◆ **Materials provided**:
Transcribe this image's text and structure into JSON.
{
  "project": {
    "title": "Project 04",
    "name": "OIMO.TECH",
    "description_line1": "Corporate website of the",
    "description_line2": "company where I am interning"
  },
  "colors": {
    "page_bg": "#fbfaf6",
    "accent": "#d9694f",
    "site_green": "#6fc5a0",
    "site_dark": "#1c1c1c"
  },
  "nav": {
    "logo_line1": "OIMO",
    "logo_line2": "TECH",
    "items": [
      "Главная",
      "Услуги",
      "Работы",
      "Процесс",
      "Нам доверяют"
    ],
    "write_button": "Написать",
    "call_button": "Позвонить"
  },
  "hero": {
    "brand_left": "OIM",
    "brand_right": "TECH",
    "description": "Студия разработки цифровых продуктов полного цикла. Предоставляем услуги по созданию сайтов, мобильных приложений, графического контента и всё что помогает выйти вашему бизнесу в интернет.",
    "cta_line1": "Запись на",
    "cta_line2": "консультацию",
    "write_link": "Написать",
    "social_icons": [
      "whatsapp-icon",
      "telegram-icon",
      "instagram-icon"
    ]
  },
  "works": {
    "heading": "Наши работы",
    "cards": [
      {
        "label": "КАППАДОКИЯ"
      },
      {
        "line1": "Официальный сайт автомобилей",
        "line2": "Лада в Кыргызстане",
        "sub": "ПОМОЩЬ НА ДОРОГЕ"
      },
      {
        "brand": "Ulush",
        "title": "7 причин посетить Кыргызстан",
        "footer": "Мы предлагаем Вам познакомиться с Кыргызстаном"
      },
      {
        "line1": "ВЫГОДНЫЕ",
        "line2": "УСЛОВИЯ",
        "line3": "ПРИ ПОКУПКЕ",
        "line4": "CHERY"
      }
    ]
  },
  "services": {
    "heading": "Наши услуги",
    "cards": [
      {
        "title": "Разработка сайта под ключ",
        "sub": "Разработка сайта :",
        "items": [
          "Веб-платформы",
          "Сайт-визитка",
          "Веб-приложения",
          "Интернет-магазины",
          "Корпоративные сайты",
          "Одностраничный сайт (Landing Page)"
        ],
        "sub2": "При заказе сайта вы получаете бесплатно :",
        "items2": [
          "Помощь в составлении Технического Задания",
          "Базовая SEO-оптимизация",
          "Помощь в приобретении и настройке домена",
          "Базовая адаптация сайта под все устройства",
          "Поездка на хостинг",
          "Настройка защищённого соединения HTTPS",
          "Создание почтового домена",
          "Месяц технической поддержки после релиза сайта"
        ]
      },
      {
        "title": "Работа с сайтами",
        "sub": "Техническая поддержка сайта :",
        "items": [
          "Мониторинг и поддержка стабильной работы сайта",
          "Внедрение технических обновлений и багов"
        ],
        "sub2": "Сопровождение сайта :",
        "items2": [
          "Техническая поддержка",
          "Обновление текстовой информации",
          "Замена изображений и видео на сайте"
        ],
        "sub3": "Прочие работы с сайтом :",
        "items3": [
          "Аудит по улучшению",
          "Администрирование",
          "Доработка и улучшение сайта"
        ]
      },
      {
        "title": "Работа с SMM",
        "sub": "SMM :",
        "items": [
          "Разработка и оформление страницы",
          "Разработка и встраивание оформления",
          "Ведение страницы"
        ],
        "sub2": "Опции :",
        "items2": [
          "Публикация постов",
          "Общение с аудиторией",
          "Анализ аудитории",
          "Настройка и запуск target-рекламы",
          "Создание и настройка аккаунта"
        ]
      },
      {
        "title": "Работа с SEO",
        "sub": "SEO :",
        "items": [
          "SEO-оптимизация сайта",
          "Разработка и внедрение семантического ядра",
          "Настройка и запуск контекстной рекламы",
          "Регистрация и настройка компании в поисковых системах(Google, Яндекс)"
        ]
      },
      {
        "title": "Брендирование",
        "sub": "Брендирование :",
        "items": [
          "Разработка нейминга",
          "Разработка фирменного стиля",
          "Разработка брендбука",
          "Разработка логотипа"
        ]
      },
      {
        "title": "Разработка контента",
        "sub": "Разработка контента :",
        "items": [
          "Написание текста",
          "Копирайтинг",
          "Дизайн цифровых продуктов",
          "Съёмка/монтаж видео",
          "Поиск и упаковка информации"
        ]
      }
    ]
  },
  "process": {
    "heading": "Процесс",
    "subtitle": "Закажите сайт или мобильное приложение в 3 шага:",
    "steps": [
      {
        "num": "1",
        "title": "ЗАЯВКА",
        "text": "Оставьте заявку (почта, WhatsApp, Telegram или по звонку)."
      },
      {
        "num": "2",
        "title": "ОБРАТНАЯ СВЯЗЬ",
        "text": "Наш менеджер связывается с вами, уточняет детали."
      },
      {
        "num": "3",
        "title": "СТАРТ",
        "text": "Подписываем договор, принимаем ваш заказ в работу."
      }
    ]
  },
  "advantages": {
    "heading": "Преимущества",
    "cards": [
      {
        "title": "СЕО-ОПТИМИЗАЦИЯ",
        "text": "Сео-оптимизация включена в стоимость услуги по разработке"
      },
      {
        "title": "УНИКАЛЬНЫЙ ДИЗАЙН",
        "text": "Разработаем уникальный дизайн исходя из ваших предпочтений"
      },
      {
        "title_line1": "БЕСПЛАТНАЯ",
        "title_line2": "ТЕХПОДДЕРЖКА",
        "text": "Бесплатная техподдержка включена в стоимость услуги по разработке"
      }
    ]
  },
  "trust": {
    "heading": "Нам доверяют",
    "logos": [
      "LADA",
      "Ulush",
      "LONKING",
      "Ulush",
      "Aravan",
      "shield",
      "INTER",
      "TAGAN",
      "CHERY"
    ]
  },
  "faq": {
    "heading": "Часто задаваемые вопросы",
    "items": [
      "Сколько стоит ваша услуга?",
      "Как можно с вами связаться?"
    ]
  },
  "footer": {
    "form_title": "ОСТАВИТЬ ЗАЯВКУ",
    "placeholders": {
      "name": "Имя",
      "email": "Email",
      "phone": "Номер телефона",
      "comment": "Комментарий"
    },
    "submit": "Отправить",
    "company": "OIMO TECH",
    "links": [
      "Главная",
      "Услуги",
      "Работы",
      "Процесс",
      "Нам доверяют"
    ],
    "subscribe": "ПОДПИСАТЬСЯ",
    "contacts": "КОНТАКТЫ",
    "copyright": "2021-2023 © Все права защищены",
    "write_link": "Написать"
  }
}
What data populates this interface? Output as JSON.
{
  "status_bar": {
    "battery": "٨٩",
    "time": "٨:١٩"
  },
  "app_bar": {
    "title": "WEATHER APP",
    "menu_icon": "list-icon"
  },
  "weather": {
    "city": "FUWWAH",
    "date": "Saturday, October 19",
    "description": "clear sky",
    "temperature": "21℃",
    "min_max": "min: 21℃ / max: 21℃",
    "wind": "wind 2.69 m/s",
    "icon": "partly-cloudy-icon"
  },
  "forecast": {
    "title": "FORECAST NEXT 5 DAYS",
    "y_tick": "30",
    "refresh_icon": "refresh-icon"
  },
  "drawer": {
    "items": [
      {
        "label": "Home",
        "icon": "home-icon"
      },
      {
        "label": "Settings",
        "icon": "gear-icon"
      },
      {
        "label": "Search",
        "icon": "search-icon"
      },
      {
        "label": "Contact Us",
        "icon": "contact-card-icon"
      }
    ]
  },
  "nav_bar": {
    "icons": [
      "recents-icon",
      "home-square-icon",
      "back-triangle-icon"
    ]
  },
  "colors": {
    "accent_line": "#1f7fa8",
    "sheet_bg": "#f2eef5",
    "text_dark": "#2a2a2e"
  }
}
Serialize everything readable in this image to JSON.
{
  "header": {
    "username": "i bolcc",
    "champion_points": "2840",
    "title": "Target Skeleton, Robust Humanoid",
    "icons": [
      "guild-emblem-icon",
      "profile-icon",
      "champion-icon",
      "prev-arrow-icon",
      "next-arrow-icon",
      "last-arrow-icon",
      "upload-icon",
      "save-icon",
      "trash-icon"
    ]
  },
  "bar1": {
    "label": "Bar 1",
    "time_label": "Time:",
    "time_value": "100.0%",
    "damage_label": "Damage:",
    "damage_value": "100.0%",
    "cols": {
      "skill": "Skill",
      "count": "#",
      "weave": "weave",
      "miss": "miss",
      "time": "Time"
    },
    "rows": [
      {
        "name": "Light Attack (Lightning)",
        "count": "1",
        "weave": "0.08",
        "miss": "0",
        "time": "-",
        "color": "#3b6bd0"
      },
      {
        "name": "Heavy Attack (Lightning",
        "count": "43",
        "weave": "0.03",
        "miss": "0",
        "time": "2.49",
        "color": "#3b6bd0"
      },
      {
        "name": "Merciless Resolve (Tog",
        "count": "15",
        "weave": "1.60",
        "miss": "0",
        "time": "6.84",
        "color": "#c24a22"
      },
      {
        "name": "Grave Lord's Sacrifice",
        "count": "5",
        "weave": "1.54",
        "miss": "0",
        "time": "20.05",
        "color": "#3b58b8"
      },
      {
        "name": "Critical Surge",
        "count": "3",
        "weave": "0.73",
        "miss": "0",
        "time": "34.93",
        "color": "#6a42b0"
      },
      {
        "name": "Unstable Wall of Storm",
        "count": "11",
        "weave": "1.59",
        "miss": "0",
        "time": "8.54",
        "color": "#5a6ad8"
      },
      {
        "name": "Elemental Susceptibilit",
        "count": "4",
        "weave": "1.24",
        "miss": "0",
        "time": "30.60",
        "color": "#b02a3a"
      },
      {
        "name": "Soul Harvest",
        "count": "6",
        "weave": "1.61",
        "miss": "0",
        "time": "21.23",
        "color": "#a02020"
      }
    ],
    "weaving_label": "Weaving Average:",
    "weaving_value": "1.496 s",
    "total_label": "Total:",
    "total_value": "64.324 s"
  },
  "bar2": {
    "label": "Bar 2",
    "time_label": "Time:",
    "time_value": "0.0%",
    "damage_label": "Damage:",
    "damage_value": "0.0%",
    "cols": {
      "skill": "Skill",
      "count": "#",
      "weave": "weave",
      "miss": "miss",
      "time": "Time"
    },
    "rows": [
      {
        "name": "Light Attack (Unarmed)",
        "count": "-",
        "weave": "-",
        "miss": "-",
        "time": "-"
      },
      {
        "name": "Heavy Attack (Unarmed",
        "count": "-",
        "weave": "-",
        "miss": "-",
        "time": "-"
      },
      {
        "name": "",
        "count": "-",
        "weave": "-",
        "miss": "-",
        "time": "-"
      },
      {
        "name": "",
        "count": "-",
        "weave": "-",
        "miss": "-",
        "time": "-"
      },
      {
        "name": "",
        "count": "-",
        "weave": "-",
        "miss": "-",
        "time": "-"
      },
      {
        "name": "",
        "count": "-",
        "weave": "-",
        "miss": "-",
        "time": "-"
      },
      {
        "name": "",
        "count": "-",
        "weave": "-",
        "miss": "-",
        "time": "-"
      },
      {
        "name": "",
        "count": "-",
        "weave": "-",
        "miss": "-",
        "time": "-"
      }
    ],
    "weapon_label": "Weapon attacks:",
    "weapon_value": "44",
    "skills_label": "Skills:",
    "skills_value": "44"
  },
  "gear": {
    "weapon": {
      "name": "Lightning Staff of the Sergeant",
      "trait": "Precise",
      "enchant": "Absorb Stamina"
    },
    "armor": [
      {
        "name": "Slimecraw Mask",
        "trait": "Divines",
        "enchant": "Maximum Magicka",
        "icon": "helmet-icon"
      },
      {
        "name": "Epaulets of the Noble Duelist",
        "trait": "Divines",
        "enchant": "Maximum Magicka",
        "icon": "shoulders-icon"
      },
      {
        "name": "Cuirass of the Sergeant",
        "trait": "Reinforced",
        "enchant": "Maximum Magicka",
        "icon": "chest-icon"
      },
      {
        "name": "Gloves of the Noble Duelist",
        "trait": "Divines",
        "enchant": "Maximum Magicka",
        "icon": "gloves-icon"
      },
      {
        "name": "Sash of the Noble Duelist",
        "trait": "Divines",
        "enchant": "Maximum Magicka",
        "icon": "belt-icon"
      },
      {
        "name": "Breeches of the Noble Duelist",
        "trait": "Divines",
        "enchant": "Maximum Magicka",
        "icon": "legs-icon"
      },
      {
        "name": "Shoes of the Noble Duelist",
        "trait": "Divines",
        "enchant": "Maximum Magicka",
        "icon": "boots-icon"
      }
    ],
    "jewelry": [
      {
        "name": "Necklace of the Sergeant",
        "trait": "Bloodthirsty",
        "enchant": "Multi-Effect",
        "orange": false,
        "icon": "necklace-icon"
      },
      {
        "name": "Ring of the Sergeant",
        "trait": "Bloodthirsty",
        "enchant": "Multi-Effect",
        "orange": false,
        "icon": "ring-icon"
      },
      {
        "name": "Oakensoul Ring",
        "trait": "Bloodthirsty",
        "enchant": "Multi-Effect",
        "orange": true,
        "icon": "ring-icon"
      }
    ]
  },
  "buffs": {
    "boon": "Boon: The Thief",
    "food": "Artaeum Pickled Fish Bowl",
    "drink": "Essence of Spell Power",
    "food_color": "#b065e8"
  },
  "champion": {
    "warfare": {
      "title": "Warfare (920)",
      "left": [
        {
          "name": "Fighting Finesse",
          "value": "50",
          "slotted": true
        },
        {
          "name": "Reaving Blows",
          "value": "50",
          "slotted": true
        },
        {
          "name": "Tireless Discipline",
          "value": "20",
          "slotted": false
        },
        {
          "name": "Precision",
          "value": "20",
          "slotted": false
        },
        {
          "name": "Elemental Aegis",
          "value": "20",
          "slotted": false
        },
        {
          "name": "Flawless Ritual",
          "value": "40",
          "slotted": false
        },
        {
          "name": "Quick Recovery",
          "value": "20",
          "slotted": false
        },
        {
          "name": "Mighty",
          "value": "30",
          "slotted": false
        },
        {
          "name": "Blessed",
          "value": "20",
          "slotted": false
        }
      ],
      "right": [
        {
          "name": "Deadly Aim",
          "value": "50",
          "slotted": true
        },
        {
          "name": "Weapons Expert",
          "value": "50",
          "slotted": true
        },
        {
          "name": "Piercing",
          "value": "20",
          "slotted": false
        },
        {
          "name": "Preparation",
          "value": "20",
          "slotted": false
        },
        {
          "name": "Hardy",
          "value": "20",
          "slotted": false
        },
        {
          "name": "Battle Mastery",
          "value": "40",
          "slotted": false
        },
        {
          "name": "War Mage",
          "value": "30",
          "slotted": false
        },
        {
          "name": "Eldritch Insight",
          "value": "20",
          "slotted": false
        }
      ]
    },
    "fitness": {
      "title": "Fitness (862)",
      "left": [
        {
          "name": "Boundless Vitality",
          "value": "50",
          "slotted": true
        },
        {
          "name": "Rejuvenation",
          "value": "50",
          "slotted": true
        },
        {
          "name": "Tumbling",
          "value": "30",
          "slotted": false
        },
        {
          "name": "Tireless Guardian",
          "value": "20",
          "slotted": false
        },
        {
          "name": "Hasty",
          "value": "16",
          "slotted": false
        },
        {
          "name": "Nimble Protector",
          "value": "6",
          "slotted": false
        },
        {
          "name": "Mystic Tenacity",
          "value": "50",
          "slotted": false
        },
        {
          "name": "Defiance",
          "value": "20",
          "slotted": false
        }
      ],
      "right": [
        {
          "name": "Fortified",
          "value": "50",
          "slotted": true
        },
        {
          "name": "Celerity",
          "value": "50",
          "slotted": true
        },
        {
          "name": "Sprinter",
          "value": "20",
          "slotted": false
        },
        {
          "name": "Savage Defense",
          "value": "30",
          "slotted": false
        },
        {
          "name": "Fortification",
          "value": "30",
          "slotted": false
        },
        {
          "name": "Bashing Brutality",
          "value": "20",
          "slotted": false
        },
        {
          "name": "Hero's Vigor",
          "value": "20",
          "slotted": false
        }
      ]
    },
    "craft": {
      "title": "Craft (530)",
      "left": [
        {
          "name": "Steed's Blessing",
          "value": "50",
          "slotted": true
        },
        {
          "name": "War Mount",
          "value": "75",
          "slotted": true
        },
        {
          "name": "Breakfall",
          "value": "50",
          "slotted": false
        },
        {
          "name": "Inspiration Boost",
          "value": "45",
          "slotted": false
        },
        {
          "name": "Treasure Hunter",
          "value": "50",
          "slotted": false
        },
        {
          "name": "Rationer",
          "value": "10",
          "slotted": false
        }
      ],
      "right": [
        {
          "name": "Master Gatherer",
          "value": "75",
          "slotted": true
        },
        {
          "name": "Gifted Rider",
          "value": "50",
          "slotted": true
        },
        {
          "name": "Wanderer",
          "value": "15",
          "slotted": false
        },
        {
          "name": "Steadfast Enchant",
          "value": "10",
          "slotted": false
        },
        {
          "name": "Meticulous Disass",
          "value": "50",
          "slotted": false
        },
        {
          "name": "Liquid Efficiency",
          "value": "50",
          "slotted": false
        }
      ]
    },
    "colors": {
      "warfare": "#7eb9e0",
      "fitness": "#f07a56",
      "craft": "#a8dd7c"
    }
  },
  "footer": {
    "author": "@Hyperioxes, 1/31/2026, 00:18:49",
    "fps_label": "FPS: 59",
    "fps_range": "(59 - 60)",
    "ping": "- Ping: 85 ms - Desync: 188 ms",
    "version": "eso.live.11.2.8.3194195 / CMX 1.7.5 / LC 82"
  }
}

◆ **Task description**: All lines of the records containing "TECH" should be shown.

◆ **Result**:
    "name": "OIMO.TECH",
    "logo_line2": "TECH",
    "brand_right": "TECH",
    "company": "OIMO TECH",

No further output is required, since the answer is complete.